Both major and minor corn growing areas face challenges.

Published on: May 13, 2013

Oklahoma doesn't exactly set the pace when it comes to corn. But there are people there who grow corn, or who at least try to grow it. One of those is Devon Hardy, El Reno, Okla. He begins planting in mid-March and hopes to be done by April 15. If he plants later than that, the Oklahoma summers generally prove too much for corn pollination during the critical period.

"I planted some and it has been frosted off three times," he said recently. Actually, it got frosted two days later after we talked to him.

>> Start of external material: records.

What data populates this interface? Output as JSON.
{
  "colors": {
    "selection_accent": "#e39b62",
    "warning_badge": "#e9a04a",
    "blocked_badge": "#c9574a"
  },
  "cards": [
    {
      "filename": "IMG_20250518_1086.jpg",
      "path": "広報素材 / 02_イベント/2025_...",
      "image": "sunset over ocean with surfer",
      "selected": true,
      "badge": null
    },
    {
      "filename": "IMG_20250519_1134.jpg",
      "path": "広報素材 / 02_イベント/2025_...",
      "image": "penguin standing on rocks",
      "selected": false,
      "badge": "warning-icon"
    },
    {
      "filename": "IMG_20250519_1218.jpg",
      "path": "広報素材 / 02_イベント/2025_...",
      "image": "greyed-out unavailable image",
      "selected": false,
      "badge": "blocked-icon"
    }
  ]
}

"We'll have to wait and see what happens to it. Other ground I was going to plant to corn will now go to grain sorghum because it's just too late to be planting corn here." El Reno is in the central part of Oklahoma, not far from Oklahoma City.

Heres to hoping the corn makes it into the ground!
Here's to hoping the corn makes it into the ground!

Back in the Midwest, a trip across southern and central Illinois, including near Decatur, usually the racehorse flats part of Illinois, showed that little to no planting was done, and the fields were wet. Rain came again late this past week. The calendar is definitely skewed for that area.

In Indiana the southern 60% of the state – with some exceptions along the eastern side – is still wet, with only a minimal amount of planting completed. Planters were flying last week before rains came Thursday night in northeast and north central Indiana, which missed rains from the weekend before.

Put it all together and so far it's a mixed bag. It appears there was very little corn planted in April, and places that typically see corn planted in April still don't have any corn in the ground. By contrast, there are areas where perhaps half the crop is planted. With a 24-row planter planting long days (but not around the clock), you can plant 300 acres or more. Even if you have some odd-shaped fields thrown in where soils were suitable, a lot of corn can go in the ground in a hurry.

But if you don't have any corn planted, you're not alone – did you see the picture of the planter in the snow last week? Here's hoping for a return to something far different than last year, but closer to normal.